The light emitted by laser beams before they pass through a phosphor converter is blue, and this has inspired an Audi exclusive Ara Blue, crystal effect customised paint finish for the new R8 LMX. If preferred, it can also be ordered with Daytona Grey matt effect or Mythos Black, metallic paint finishes.
The new flagship model is also marked out by a large, fixed rear spoiler for increased downforce on the rear axle, and by additional use of carbon fibre-reinforced polymer (CFRP) for the front spoiler lip, side flics, engine compartment cover, exterior mirror housings, sideblades, rear wing and diffuser. The Singleframe grille and front air intakes and the outlet grille at the rear are finished in titanium grey, while the sports exhaust system features high-gloss black tailpipes.
Blue accents continue the theme in the interior with its bucket seats upholstered in Fine Nappa leather and finished with Sepang Blue diamond stitching and backrest covers in Ara Blue. Sepang Blue diamond stitching also adds contrast in the Alcantara headlining and black Fine Nappa leather door trim panels, and the colour is also sewn into the edges of the parking brake lever, centre tunnel console, steering wheel and instrument cowl.
The list of subtle details marking out this exclusive model also includes matt carbon covers for the centre tunnel console and parking brake lever, the inlays in the doors and the arc around the cockpit, and illuminated aluminium inlays bearing the limited-edition number integrated into the CFRP door sill trims. Fine Nappa leather adorns the selector lever for the S tronic and the knee pads, and the floor mats have black piping and Sepang Blue stitching.
Revolutionary laser high beam lighting
In 2008, the Audi R8 became the first production car in the world to feature all‑LED headlights; this was followed in 2012 by dynamic indicators with a unique sweeping action. Audi launched a new chapter in automotive lighting with the Matrix LED headlights, which debuted in the updated A8 in 2013. Now the brand with the four rings is progressing to the next stage in the R8 LMX: the laser spot for the high beams. It increases the illumination range substantially, which is ideal for a supercar like the R8 LMX.

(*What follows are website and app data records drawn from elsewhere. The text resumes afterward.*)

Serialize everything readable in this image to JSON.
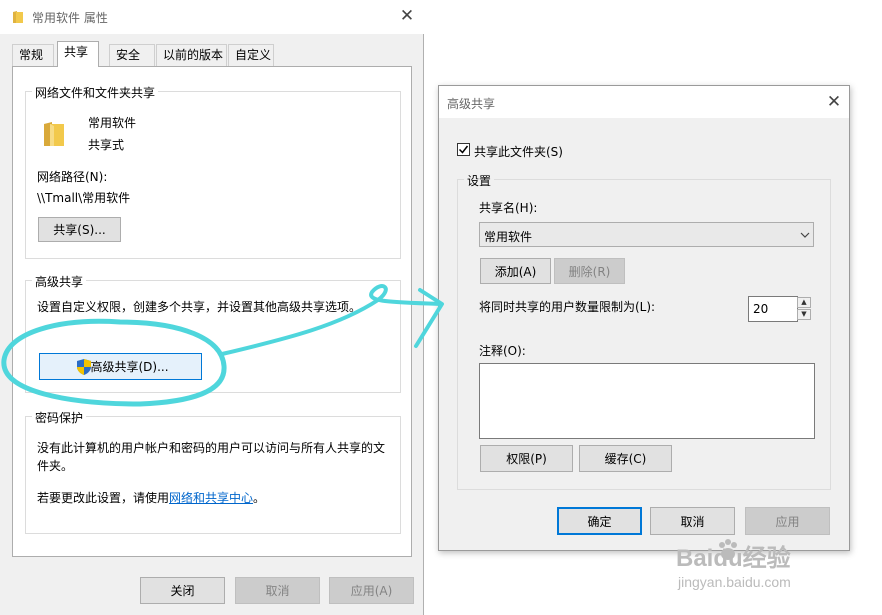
{
  "props_window": {
    "title": "常用软件 属性",
    "tabs": [
      "常规",
      "共享",
      "安全",
      "以前的版本",
      "自定义"
    ],
    "active_tab_index": 1,
    "network_sharing": {
      "legend": "网络文件和文件夹共享",
      "folder_name": "常用软件",
      "share_state": "共享式",
      "path_label": "网络路径(N):",
      "path_value": "\\\\Tmall\\常用软件",
      "share_button": "共享(S)..."
    },
    "advanced_sharing": {
      "legend": "高级共享",
      "description": "设置自定义权限，创建多个共享，并设置其他高级共享选项。",
      "button": "高级共享(D)..."
    },
    "password_protection": {
      "legend": "密码保护",
      "description_line1": "没有此计算机的用户帐户和密码的用户可以访问与所有人共享的文",
      "description_line2": "件夹。",
      "change_prefix": "若要更改此设置，请使用",
      "change_link": "网络和共享中心",
      "change_suffix": "。"
    },
    "buttons": {
      "close": "关闭",
      "cancel": "取消",
      "apply": "应用(A)"
    }
  },
  "adv_dialog": {
    "title": "高级共享",
    "share_checkbox_label": "共享此文件夹(S)",
    "share_checked": true,
    "settings_legend": "设置",
    "share_name_label": "共享名(H):",
    "share_name_value": "常用软件",
    "add_button": "添加(A)",
    "remove_button": "删除(R)",
    "limit_label": "将同时共享的用户数量限制为(L):",
    "limit_value": "20",
    "comment_label": "注释(O):",
    "comment_value": "",
    "permissions_button": "权限(P)",
    "caching_button": "缓存(C)",
    "ok_button": "确定",
    "cancel_button": "取消",
    "apply_button": "应用"
  },
  "watermark": {
    "line1": "Baidu经验",
    "line2": "jingyan.baidu.com"
  },
  "colors": {
    "annotation": "#4fd6dc",
    "accent": "#0078d7",
    "link": "#0066cc",
    "folder": "#f2c94c",
    "shield_blue": "#2b6cc4",
    "shield_yellow": "#f2c200"
  }
}
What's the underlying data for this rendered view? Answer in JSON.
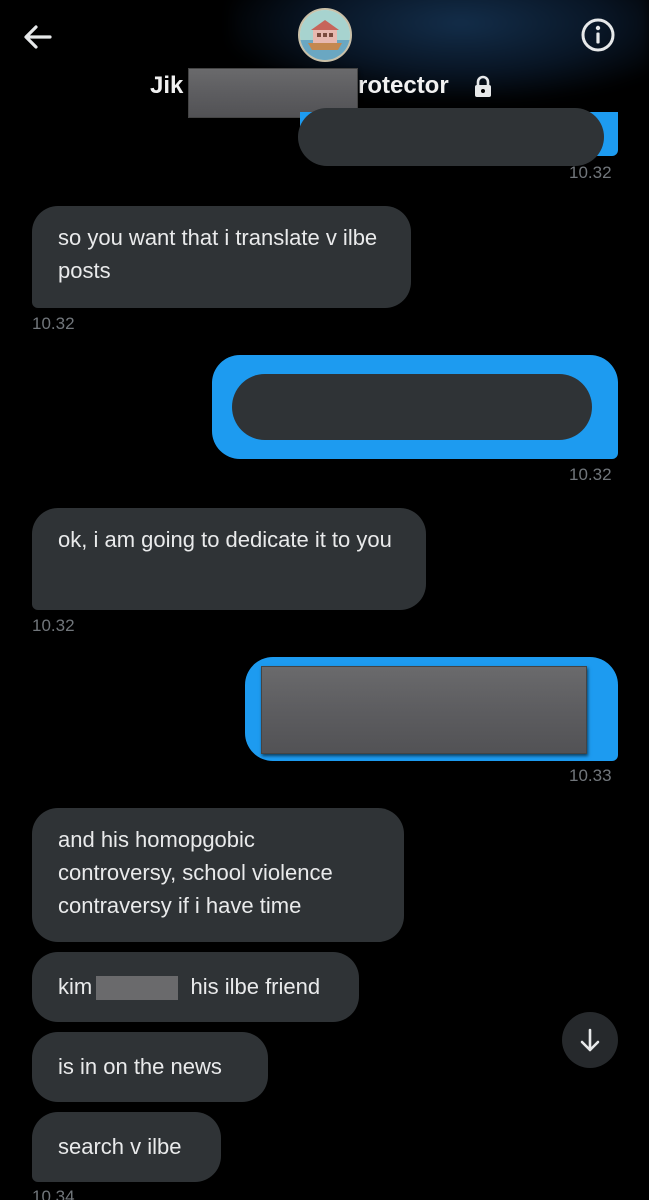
{
  "header": {
    "name_prefix": "Jik",
    "name_suffix": "rotector",
    "back_icon": "arrow-left-icon",
    "info_icon": "info-icon",
    "lock_icon": "lock-icon"
  },
  "messages": [
    {
      "side": "out",
      "text": "",
      "redacted": true,
      "time": "10.32"
    },
    {
      "side": "in",
      "text": "so you want that i translate v ilbe posts",
      "time": "10.32"
    },
    {
      "side": "out",
      "text": "",
      "redacted": true,
      "time": "10.32"
    },
    {
      "side": "in",
      "text": "ok, i am going to dedicate it to you",
      "time": "10.32"
    },
    {
      "side": "out",
      "text": "",
      "redacted": true,
      "time": "10.33"
    },
    {
      "side": "in",
      "text": "and his homopgobic controversy, school violence contraversy if i have time"
    },
    {
      "side": "in",
      "text_prefix": "kim",
      "text_suffix": "his ilbe friend",
      "redacted_partial": true
    },
    {
      "side": "in",
      "text": "is in on the news"
    },
    {
      "side": "in",
      "text": "search v ilbe",
      "time": "10.34"
    }
  ],
  "scroll_button": {
    "icon": "arrow-down-icon"
  },
  "colors": {
    "background": "#000000",
    "incoming_bubble": "#2f3336",
    "outgoing_bubble": "#1d9bf0",
    "timestamp": "#71767b"
  }
}
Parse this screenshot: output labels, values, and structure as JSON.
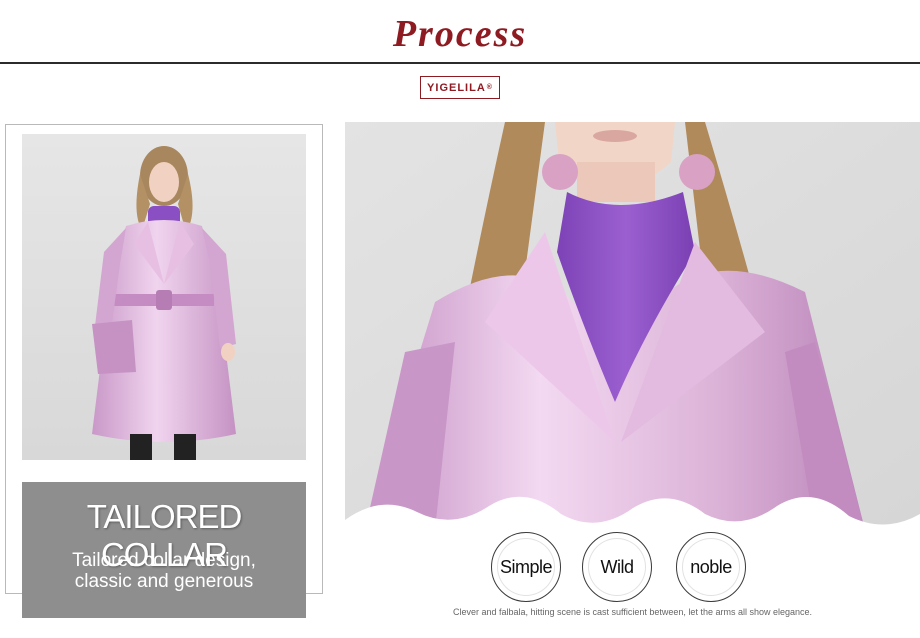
{
  "header": {
    "title": "Process",
    "brand_text": "YIGELILA",
    "brand_mark": "®"
  },
  "left_panel": {
    "image": "full-length-coat-photo",
    "caption_title": "TAILORED COLLAR",
    "caption_line1": "Tailored collar design,",
    "caption_line2": "classic and generous"
  },
  "right_panel": {
    "image": "collar-closeup-photo",
    "keywords": [
      "Simple",
      "Wild",
      "noble"
    ],
    "footer_note": "Clever and falbala, hitting scene is cast sufficient between, let the arms all show elegance."
  },
  "colors": {
    "accent": "#8f1b22",
    "caption_bg": "#8e8e8e",
    "coat": "#dcb3d8",
    "sweater": "#8a4fc2"
  }
}
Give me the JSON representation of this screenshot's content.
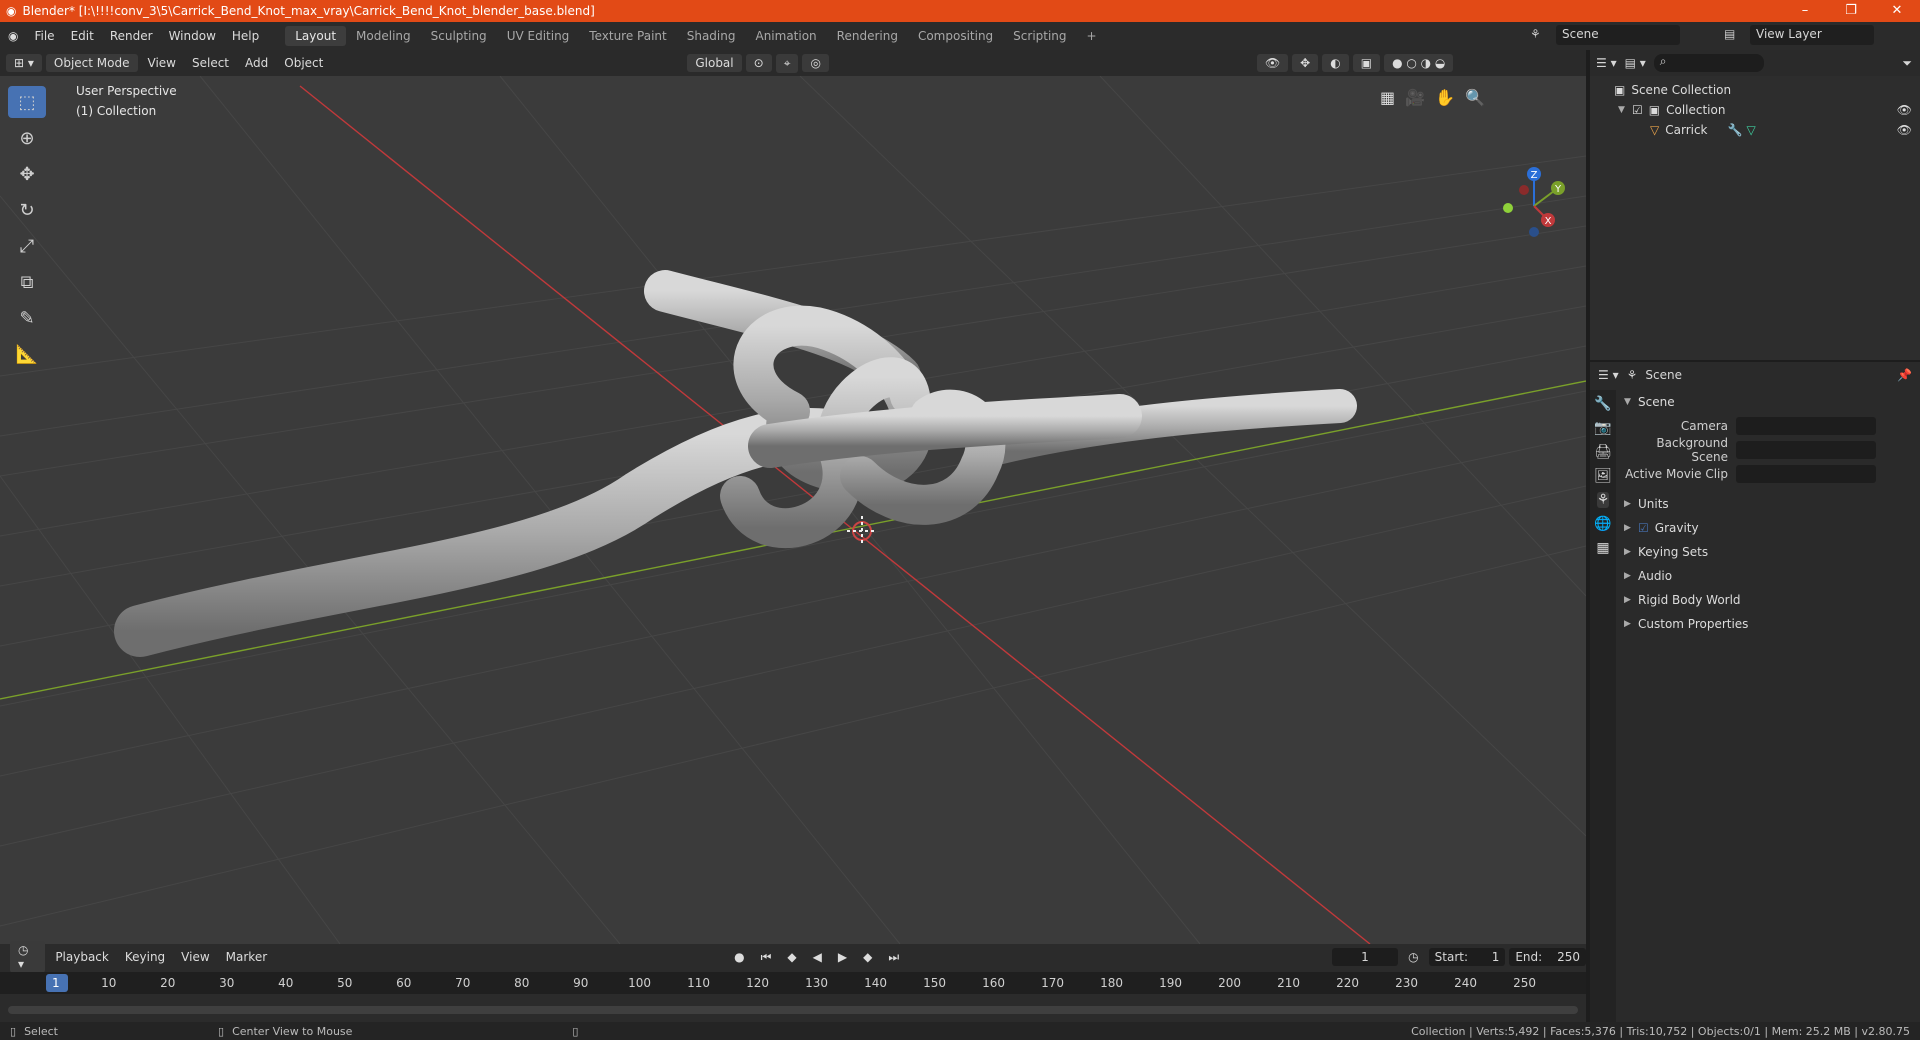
{
  "title": "Blender* [I:\\!!!!conv_3\\5\\Carrick_Bend_Knot_max_vray\\Carrick_Bend_Knot_blender_base.blend]",
  "window_controls": {
    "minimize": "–",
    "maximize": "❐",
    "close": "✕"
  },
  "menu": [
    "File",
    "Edit",
    "Render",
    "Window",
    "Help"
  ],
  "workspaces": [
    "Layout",
    "Modeling",
    "Sculpting",
    "UV Editing",
    "Texture Paint",
    "Shading",
    "Animation",
    "Rendering",
    "Compositing",
    "Scripting"
  ],
  "add_workspace": "+",
  "scene_selector": "Scene",
  "view_layer": "View Layer",
  "viewport_header": {
    "mode": "Object Mode",
    "items": [
      "View",
      "Select",
      "Add",
      "Object"
    ],
    "transform_orientation": "Global"
  },
  "viewport_info": {
    "perspective": "User Perspective",
    "collection": "(1) Collection"
  },
  "gizmo": {
    "x": "X",
    "y": "Y",
    "z": "Z"
  },
  "outliner": {
    "root": "Scene Collection",
    "collection": "Collection",
    "object": "Carrick"
  },
  "properties": {
    "header": "Scene",
    "section": "Scene",
    "fields": [
      {
        "label": "Camera"
      },
      {
        "label": "Background Scene"
      },
      {
        "label": "Active Movie Clip"
      }
    ],
    "panels": [
      "Units",
      "Gravity",
      "Keying Sets",
      "Audio",
      "Rigid Body World",
      "Custom Properties"
    ]
  },
  "timeline": {
    "menus": [
      "Playback",
      "Keying",
      "View",
      "Marker"
    ],
    "current_frame": "1",
    "start_label": "Start:",
    "start": "1",
    "end_label": "End:",
    "end": "250",
    "frame_marks": [
      "1",
      "10",
      "20",
      "30",
      "40",
      "50",
      "60",
      "70",
      "80",
      "90",
      "100",
      "110",
      "120",
      "130",
      "140",
      "150",
      "160",
      "170",
      "180",
      "190",
      "200",
      "210",
      "220",
      "230",
      "240",
      "250"
    ]
  },
  "statusbar": {
    "left": "Select",
    "middle": "Center View to Mouse",
    "right": "Collection | Verts:5,492 | Faces:5,376 | Tris:10,752 | Objects:0/1 | Mem: 25.2 MB | v2.80.75"
  },
  "colors": {
    "accent": "#4772b3",
    "titlebar": "#e24a16",
    "x_axis": "#c0393b",
    "y_axis": "#7aa02a"
  }
}
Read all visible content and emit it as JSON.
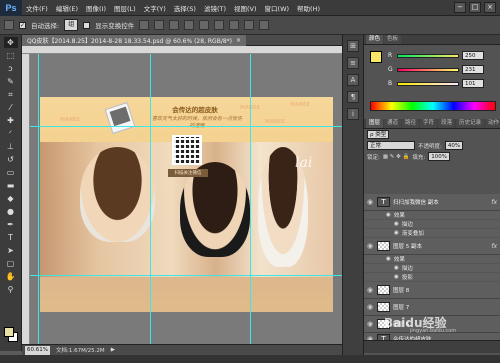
{
  "app": {
    "logo": "Ps"
  },
  "menubar": {
    "items": [
      "文件(F)",
      "编辑(E)",
      "图像(I)",
      "图层(L)",
      "文字(Y)",
      "选择(S)",
      "滤镜(T)",
      "视图(V)",
      "窗口(W)",
      "帮助(H)"
    ],
    "window_controls": [
      "−",
      "□",
      "×"
    ]
  },
  "options": {
    "auto_select_label": "自动选择:",
    "auto_select_checked": true,
    "auto_select_value": "组",
    "show_transform_label": "显示变换控件",
    "show_transform_checked": false
  },
  "document": {
    "tab_title": "QQ皮肤【2014.8.25】2014-8-28 18.33.54.psd @ 60.6% (28, RGB/8*)",
    "close_glyph": "×",
    "image": {
      "title": "会传达的超皮肤",
      "slogan": "喜欢天气太好的时候，依然会有一点忧伤的温暖",
      "qr_caption": "扫描关注微信",
      "script_text": "lai",
      "watermarks": [
        "MANEE",
        "MANEE",
        "MANEE",
        "MANEE"
      ]
    }
  },
  "status": {
    "zoom": "60.61%",
    "doc_info": "文档:1.67M/25.2M"
  },
  "color_panel": {
    "tabs": [
      "颜色",
      "色板"
    ],
    "r": {
      "label": "R",
      "value": "250"
    },
    "g": {
      "label": "G",
      "value": "231"
    },
    "b": {
      "label": "B",
      "value": "101"
    },
    "fg_color": "#fae765"
  },
  "layers_panel": {
    "tabs": [
      "图层",
      "通道",
      "路径",
      "字符",
      "段落",
      "历史记录",
      "动作",
      "调整"
    ],
    "filter_label": "ρ 类型",
    "blend_mode": "正常",
    "opacity_label": "不透明度:",
    "opacity_value": "40%",
    "lock_label": "锁定:",
    "fill_label": "填充:",
    "fill_value": "100%",
    "layers": [
      {
        "name": "扫扫加我微信 副本",
        "type": "text",
        "fx": "fx"
      },
      {
        "effect_header": "效果"
      },
      {
        "effect": "描边"
      },
      {
        "effect": "渐变叠加"
      },
      {
        "name": "图层 5 副本",
        "type": "image",
        "fx": "fx"
      },
      {
        "effect_header": "效果"
      },
      {
        "effect": "描边"
      },
      {
        "effect": "投影"
      },
      {
        "name": "图层 8",
        "type": "image"
      },
      {
        "name": "图层 7",
        "type": "image"
      },
      {
        "name": "图层 6",
        "type": "image"
      },
      {
        "name": "会传达的超皮肤",
        "type": "text"
      }
    ]
  },
  "watermark": {
    "text": "Baidu经验",
    "sub": "jingyan.baidu.com"
  }
}
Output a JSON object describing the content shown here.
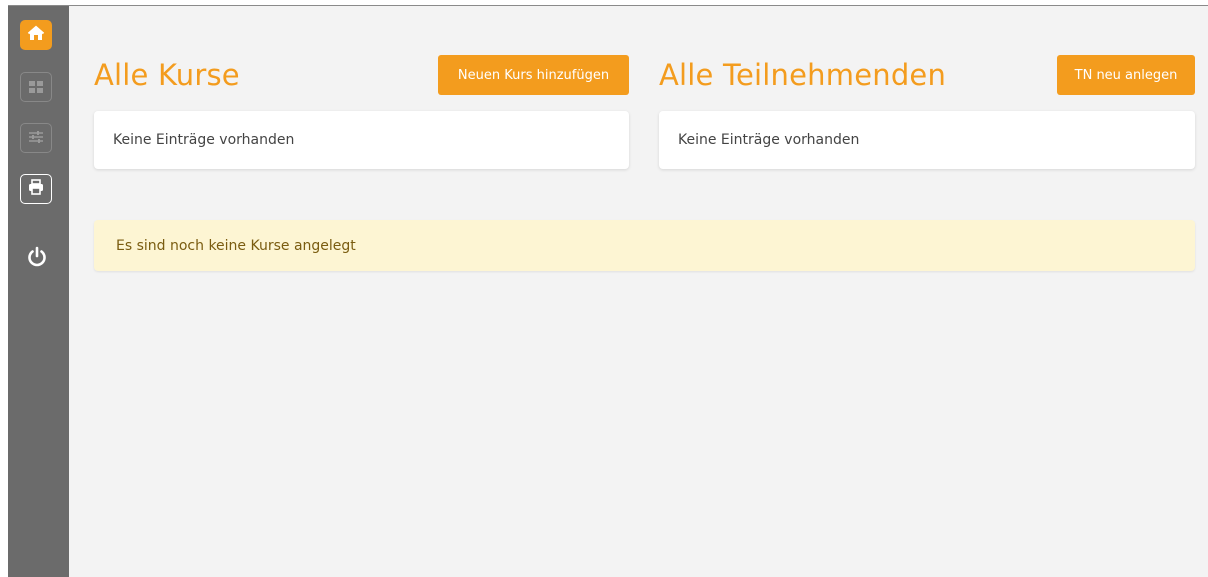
{
  "sidebar": {
    "items": [
      {
        "icon": "home-icon",
        "active": true
      },
      {
        "icon": "dashboard-grid-icon",
        "active": false
      },
      {
        "icon": "sliders-icon",
        "active": false
      },
      {
        "icon": "print-icon",
        "active": false
      },
      {
        "icon": "power-icon",
        "active": false
      }
    ]
  },
  "courses": {
    "title": "Alle Kurse",
    "add_button": "Neuen Kurs hinzufügen",
    "empty_text": "Keine Einträge vorhanden"
  },
  "participants": {
    "title": "Alle Teilnehmenden",
    "add_button": "TN neu anlegen",
    "empty_text": "Keine Einträge vorhanden"
  },
  "alert": {
    "text": "Es sind noch keine Kurse angelegt"
  },
  "colors": {
    "accent": "#f39c1e",
    "sidebar": "#6b6b6b",
    "background": "#f3f3f3",
    "alert_bg": "#fdf5d3"
  }
}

Audi engineers work very closely with their racing colleagues on the development of lighting technologies. The combination of LED and laser high beams, for example, will be used for the first time on the new Audi R18 e‑tron quattro at the 24 Hours of Le Mans on June 14 and 15. The premium brand is thus continuing its tradition of using racing to test new technologies destined for production.
“Audi has long dominated the most important 24-hour race. In addition to the outstanding TDI drive technology, a maximum light yield gives our pilots a major advantage, and with night racing in particular is a key factor to our success,” says Prof. Dr. Ulrich Hackenberg. “The transfer of the laser headlight to the Audi R8 LMX underscores our leading position in lighting technology. The safety benefit this provides to the customer truly represents Vorsprung durch Technik,” says AUDI AG’s Board Member for Development.
With the new laser high beams, one laser module per headlight generates a cone of light with twice the range of the all-LED headlight. Each module comprises four high-power laser diodes. With a diameter of just 300 micrometers, these generate a blue laser beam with a wavelength of 450 nanometers. A phosphor converter transforms this into roadworthy white light with a colour temperature of 5,500 Kelvin – ideal conditions for the human eye that enable the driver to recognise contrast more easily and help prevent fatigue. The laser spot, which is active at speeds of 37mph and above, supplements the LED high beam in the R8 LMX and greatly enhances visibility and safety. An intelligent camera-based sensor system detects other road users and actively adjusts the light pattern to avoid dazzle.